    We reported yesterday about how Amazon is pushing back against a rare piece bipartisan piece of legislation called the American Innovation and Choice Online Act, which would prevent tech giants - specifically Amazon - from giving preference to their own businesses on their websites."

    I commented:

    I continue to maintain that if Amazon cannot give preference to its own products online, then bricks-and-mortar retailers ought to be prevented from giving their private label items preferred positioning on store shelves.  What's good for the goose…

    MNB reader Glenn A. Cantor wrote:

    I love hearing about old, out-of-touch legislators trying to create laws to address supposed issues about which they know little.  Not that I favor Amazon, but when you hear these Congresspeople try to explain their reasons for supporting this kind of legislation, it is clear that their perspectives are based purely on politics and not in addressing actual issues.  BTW, I did not know that they solved the gun problem to be able to free up time to talk about Amazon.

    I do think that legislators ought to be able to do two things at once, but I take your point about the gun issue.



    Yesterday I wrote about an email customers received from Alison Weick, the president of e-commerce company Boxed, in which she used plain talk about inflationary pressures to make what is an admittedly self-serving pitch for why people should shop at Boxed, but also was an explanation about how her company is working in shoppers'' best interests.

    I commented, in part:

    Let's stipulate that this email doesn't reinvent the wheel.  But it doesn't need to.  The email is a simple, non-product oriented effort to establish common ground between the store and the shopper, and lay out how Boxed is working to be the agent for the consumer.

    It may not move the needle a lot.  But it is  likely to move the needle at least a little, and that's important in times like these.

    Simple question for MNB readers:  Has your company written a similar email to your customers?

    If not, someone else may have … and may be filling a vacuum that you created.

    One MNB reader reacted:

    My company has not but I love the idea.
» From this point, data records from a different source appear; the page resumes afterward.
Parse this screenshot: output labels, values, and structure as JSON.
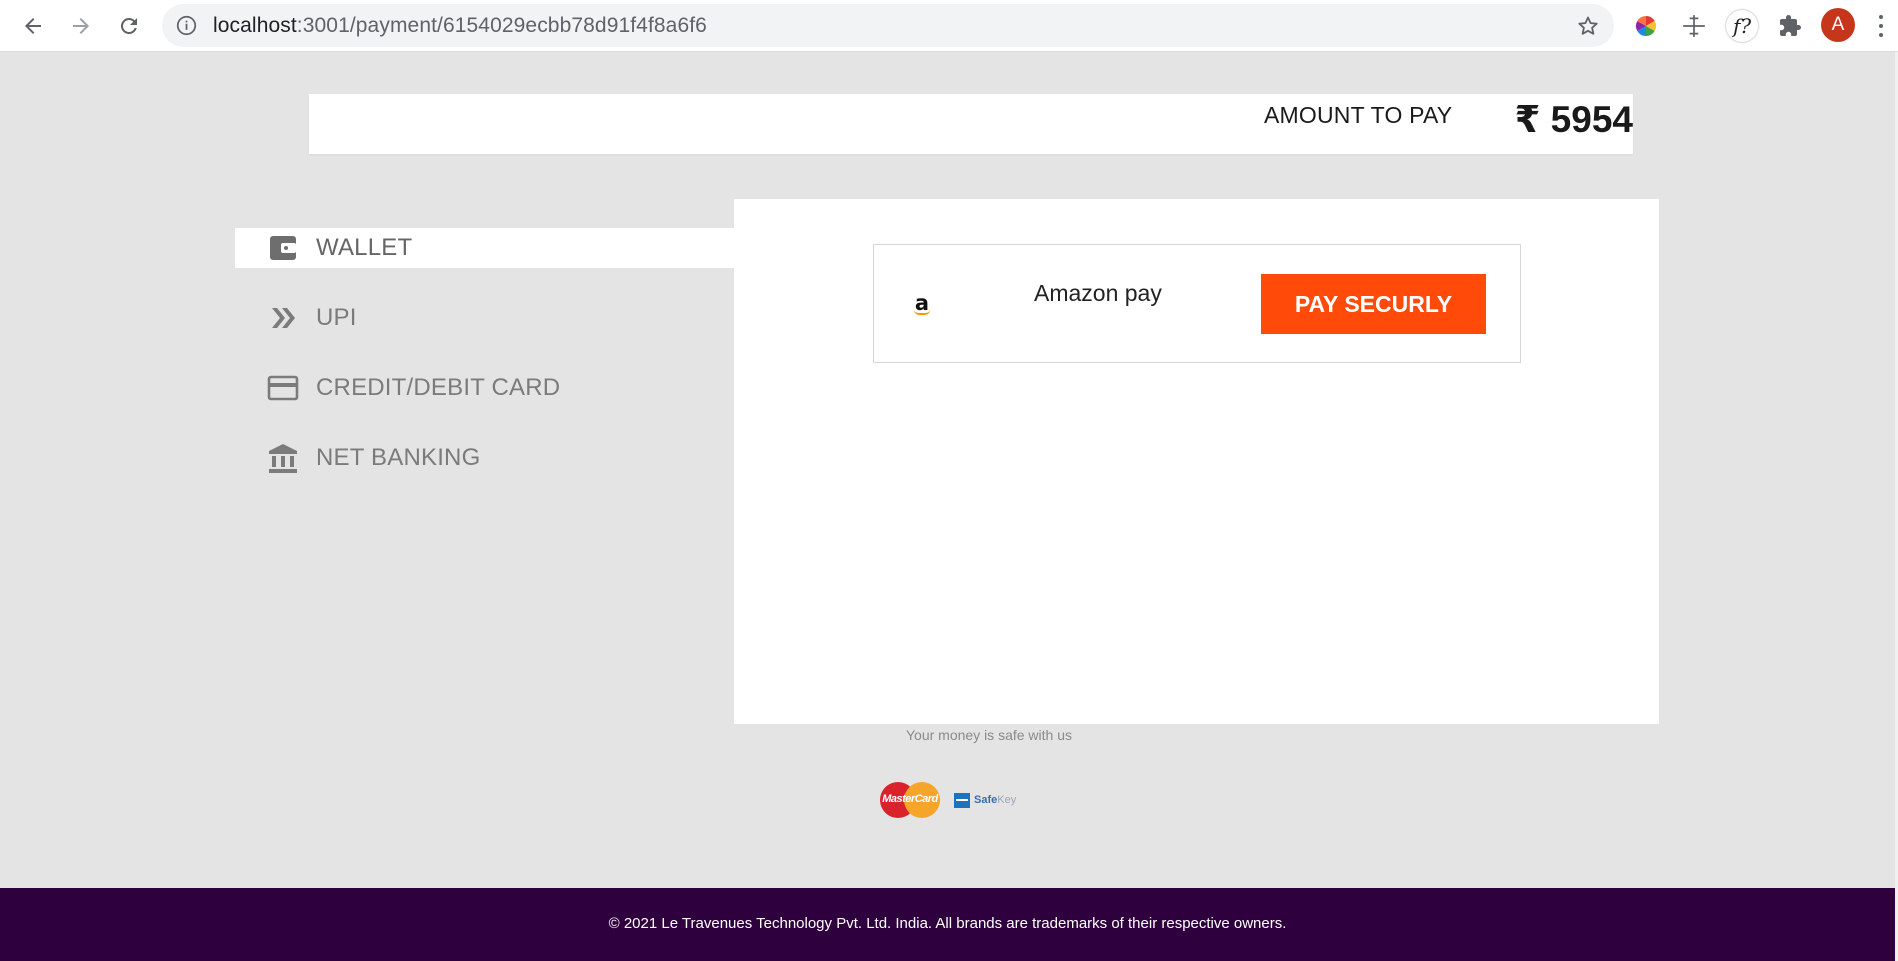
{
  "browser": {
    "url_host": "localhost",
    "url_path": ":3001/payment/6154029ecbb78d91f4f8a6f6",
    "avatar_letter": "A",
    "extensions": [
      "color-wheel-icon",
      "move-icon",
      "font-identifier-icon",
      "puzzle-icon"
    ]
  },
  "amount": {
    "label": "AMOUNT TO PAY",
    "value": "₹ 5954"
  },
  "sidebar": {
    "items": [
      {
        "label": "WALLET",
        "icon": "wallet-icon",
        "active": true
      },
      {
        "label": "UPI",
        "icon": "double-chevron-icon",
        "active": false
      },
      {
        "label": "CREDIT/DEBIT CARD",
        "icon": "credit-card-icon",
        "active": false
      },
      {
        "label": "NET BANKING",
        "icon": "bank-icon",
        "active": false
      }
    ]
  },
  "wallet_option": {
    "logo_letter": "a",
    "label": "Amazon pay",
    "button_label": "PAY SECURLY",
    "button_color": "#ff4a0a"
  },
  "trust": {
    "safe_text": "Your money is safe with us",
    "mastercard_text": "MasterCard",
    "safekey_text": "Safe",
    "safekey_text_2": "Key"
  },
  "footer": {
    "text": "© 2021 Le Travenues Technology Pvt. Ltd. India. All brands are trademarks of their respective owners.",
    "background": "#2e003d"
  }
}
Customers have many questions around inflation and supply chain and the answers they receive are from us, at store level.  Often, most do not ask and assume, in the case of supply chain, that we are not ordering the product.  Once we explain, they are appreciative for the answers. 

    Exactly.  Can I get an "Amen"?